**Directions:**
Pull every line holding the string "Ansicht" from the records below.

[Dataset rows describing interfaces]
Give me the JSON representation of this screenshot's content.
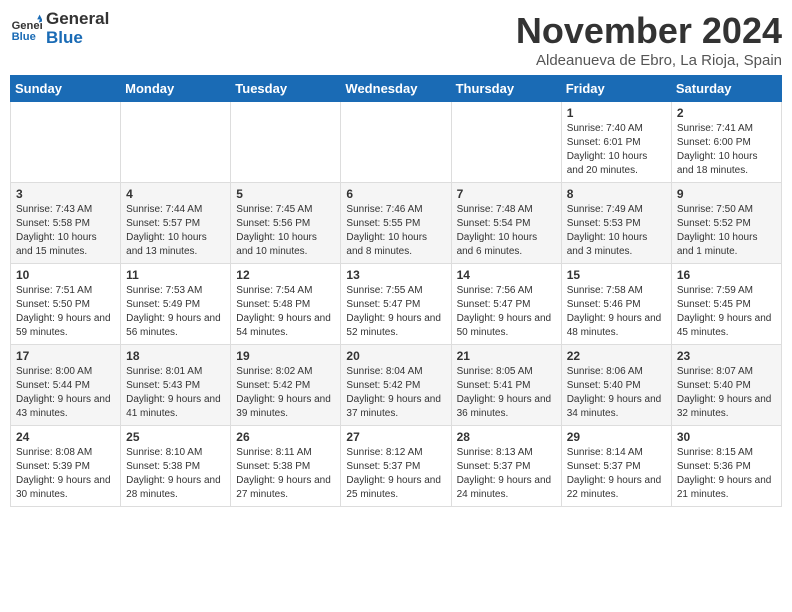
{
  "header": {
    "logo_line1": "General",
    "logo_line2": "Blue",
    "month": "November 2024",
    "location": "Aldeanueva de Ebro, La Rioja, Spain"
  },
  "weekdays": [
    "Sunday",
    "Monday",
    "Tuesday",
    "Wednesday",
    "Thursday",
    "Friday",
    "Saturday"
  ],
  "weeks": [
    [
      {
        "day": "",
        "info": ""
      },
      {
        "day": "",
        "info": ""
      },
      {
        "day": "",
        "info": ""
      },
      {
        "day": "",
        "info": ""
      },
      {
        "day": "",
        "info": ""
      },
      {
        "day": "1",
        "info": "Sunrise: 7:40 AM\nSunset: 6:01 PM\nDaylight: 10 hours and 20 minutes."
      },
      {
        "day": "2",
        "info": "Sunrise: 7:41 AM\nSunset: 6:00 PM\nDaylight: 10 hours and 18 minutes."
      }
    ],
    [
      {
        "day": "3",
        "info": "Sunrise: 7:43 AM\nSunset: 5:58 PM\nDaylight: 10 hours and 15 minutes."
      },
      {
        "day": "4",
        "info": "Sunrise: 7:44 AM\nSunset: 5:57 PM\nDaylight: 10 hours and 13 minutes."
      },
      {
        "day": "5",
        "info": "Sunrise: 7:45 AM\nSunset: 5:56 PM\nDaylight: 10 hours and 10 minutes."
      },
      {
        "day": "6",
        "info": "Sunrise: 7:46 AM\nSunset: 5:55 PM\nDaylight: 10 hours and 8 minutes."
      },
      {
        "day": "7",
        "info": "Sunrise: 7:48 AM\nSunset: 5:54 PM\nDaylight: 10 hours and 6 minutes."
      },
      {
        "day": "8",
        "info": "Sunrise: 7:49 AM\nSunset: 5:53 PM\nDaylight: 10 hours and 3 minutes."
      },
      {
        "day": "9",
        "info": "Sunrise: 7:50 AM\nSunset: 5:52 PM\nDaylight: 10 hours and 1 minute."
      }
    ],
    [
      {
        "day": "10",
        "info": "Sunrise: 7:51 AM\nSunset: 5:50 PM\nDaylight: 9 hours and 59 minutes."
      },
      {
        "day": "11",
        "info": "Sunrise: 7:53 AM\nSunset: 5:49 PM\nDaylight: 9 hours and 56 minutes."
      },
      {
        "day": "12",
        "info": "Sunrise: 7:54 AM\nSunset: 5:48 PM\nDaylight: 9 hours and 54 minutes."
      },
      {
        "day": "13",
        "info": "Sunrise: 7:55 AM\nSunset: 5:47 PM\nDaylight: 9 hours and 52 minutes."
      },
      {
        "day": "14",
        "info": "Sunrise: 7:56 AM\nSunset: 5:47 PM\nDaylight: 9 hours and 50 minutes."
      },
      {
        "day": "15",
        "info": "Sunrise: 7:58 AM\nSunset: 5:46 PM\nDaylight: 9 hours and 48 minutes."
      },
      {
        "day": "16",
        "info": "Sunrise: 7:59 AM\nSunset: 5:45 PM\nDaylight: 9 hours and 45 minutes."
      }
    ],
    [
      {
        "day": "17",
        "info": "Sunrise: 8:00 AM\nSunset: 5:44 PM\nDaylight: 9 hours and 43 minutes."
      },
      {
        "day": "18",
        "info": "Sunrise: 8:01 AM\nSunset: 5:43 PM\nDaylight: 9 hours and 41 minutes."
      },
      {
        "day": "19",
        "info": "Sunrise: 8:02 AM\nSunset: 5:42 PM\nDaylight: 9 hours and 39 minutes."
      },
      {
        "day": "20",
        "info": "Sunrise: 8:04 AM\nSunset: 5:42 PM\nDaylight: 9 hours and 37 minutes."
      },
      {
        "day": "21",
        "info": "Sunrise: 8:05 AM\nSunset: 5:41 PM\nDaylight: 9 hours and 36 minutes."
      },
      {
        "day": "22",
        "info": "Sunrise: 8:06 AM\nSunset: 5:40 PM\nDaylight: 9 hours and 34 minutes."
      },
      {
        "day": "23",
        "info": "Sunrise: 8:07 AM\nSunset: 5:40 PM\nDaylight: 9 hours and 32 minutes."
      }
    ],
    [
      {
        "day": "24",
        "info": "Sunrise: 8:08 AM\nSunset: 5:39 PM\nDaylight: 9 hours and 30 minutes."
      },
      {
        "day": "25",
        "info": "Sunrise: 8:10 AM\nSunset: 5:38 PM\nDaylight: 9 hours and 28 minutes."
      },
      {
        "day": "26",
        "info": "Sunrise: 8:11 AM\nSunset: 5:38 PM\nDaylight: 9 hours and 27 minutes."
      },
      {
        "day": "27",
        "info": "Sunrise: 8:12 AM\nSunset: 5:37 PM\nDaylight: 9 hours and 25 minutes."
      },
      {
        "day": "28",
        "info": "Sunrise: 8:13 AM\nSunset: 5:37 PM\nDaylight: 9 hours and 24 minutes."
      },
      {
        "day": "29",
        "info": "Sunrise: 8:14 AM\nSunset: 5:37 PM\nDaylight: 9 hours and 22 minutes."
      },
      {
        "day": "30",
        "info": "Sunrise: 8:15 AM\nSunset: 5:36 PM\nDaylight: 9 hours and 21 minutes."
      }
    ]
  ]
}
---
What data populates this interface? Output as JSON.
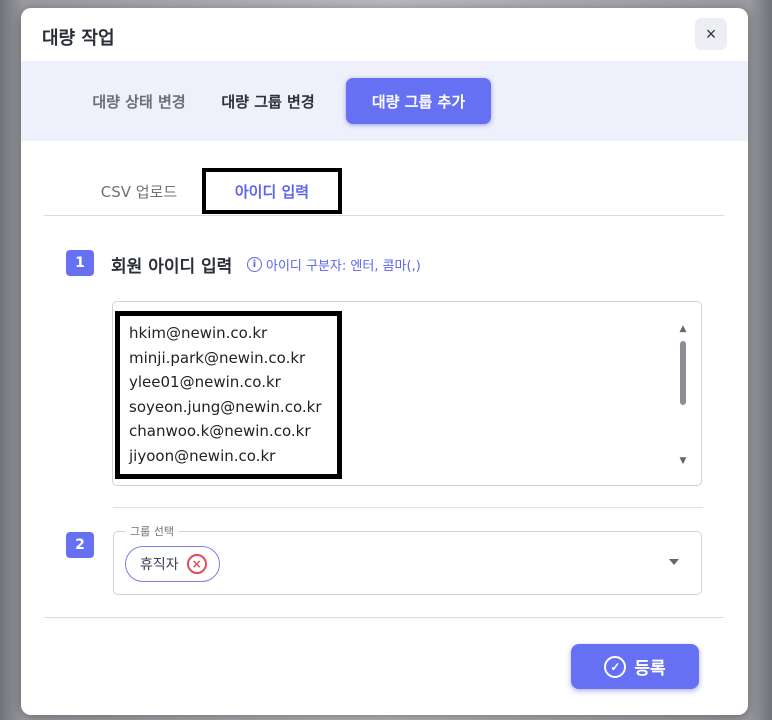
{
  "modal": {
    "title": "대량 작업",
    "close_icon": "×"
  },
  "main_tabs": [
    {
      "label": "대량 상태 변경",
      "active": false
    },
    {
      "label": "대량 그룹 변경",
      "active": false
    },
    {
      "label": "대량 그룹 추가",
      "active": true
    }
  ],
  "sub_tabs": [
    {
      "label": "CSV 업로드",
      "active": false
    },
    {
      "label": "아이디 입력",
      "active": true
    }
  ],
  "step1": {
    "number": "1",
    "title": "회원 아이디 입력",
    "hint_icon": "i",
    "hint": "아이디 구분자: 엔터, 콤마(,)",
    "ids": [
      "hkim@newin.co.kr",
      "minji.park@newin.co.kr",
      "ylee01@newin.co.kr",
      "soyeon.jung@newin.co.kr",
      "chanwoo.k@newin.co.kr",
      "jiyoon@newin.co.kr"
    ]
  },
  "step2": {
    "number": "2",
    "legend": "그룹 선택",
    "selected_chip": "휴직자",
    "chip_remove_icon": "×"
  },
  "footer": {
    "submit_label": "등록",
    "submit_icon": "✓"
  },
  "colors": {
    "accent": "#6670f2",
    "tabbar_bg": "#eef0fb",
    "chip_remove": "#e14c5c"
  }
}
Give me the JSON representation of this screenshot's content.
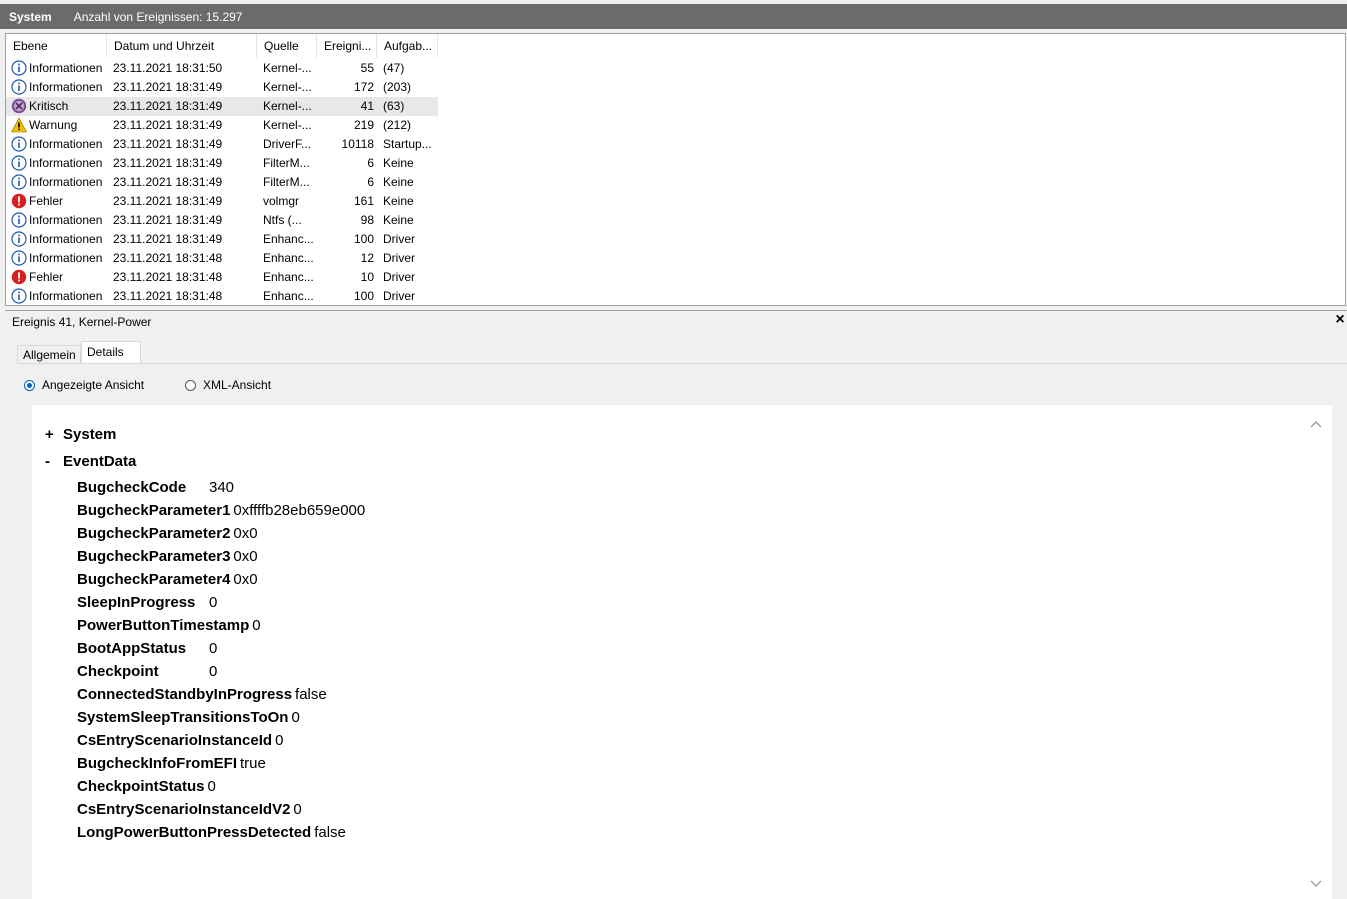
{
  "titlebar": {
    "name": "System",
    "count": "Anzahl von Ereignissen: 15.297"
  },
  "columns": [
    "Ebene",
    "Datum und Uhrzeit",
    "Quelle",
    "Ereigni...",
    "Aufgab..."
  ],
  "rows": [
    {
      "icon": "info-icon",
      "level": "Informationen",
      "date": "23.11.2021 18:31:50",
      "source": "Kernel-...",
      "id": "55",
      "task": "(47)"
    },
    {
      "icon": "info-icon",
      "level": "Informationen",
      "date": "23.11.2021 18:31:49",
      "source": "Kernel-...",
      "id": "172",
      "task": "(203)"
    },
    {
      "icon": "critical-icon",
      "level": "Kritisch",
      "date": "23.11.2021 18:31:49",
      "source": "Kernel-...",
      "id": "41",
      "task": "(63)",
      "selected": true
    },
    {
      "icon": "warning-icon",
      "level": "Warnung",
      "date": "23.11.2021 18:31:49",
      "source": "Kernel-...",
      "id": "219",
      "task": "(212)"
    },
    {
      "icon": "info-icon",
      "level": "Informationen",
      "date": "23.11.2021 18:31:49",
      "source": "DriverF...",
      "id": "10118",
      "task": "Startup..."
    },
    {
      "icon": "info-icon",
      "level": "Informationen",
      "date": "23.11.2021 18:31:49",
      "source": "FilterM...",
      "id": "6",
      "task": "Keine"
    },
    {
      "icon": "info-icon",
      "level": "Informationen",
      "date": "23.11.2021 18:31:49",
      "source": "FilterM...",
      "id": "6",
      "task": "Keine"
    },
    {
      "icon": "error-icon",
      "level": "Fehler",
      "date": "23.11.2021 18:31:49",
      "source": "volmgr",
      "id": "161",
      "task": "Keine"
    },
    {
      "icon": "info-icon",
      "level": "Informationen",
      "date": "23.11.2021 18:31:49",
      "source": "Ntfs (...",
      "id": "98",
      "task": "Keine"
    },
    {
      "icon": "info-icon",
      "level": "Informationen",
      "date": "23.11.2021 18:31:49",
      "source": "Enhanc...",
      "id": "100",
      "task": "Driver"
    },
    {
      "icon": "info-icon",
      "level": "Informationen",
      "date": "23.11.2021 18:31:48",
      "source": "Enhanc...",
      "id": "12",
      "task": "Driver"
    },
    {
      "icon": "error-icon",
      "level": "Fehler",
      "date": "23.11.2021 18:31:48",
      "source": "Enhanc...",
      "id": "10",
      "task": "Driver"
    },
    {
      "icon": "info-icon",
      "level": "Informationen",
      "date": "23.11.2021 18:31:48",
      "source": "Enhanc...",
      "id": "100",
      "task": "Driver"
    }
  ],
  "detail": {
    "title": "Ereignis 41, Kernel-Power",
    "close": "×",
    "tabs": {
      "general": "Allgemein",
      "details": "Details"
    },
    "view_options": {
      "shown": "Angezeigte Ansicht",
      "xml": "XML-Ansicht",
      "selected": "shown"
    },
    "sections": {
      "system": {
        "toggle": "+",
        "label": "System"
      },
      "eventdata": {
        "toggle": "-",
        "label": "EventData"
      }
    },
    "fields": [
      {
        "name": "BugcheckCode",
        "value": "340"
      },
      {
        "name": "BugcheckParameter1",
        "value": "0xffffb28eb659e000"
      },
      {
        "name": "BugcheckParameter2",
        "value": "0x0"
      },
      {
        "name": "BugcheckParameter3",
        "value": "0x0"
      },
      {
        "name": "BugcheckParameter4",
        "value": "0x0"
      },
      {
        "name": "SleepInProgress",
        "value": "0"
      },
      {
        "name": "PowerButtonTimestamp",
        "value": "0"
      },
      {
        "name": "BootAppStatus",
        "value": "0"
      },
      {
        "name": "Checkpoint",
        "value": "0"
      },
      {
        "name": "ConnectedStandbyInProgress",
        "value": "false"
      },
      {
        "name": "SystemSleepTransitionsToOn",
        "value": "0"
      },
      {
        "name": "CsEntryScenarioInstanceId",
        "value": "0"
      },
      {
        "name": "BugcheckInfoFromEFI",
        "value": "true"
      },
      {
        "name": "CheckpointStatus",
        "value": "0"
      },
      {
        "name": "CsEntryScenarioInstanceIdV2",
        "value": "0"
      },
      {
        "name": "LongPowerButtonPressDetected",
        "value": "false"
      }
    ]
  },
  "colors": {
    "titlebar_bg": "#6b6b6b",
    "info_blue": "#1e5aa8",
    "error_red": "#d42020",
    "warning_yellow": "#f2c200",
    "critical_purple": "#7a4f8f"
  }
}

**Response box:**
      "shown": "Angezeigte Ansicht",
      "xml": "XML-Ansicht",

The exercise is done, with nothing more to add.